• **EXERCISE DATA**:
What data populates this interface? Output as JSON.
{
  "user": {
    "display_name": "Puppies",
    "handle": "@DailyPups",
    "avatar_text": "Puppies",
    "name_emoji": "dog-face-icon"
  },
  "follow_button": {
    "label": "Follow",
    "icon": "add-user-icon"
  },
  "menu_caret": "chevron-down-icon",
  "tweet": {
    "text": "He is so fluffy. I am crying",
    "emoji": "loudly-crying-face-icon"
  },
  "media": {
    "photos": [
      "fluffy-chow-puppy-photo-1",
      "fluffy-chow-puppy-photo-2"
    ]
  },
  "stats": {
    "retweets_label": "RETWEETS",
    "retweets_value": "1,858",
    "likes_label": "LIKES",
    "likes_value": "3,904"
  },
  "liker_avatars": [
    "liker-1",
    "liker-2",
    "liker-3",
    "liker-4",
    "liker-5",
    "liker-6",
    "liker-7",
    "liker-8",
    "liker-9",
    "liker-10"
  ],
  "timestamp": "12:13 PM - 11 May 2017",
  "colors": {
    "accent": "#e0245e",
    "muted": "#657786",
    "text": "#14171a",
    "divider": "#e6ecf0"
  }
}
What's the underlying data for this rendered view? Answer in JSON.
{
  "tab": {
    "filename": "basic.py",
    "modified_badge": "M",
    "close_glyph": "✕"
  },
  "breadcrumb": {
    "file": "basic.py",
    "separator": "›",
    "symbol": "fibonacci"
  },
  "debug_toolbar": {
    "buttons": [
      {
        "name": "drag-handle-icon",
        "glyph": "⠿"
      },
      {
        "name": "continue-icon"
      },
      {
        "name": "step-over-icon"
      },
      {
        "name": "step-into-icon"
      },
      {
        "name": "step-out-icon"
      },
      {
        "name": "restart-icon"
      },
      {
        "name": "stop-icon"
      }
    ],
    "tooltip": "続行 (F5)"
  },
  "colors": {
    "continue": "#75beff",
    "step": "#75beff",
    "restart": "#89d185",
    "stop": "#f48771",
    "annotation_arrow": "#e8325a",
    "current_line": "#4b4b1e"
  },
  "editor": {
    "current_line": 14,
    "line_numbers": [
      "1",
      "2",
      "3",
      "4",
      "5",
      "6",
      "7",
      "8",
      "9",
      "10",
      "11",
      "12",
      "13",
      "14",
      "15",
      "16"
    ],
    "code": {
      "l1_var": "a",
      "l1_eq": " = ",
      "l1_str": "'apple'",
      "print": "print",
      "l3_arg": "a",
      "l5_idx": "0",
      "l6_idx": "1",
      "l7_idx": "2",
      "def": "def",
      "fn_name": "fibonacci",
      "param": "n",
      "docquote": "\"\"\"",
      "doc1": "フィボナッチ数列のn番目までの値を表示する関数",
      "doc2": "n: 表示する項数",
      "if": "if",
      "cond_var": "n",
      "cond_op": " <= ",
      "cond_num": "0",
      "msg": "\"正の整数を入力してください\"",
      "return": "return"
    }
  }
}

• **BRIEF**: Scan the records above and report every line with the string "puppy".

• **ANSWER SECTION**:
      "fluffy-chow-puppy-photo-1",
      "fluffy-chow-puppy-photo-2"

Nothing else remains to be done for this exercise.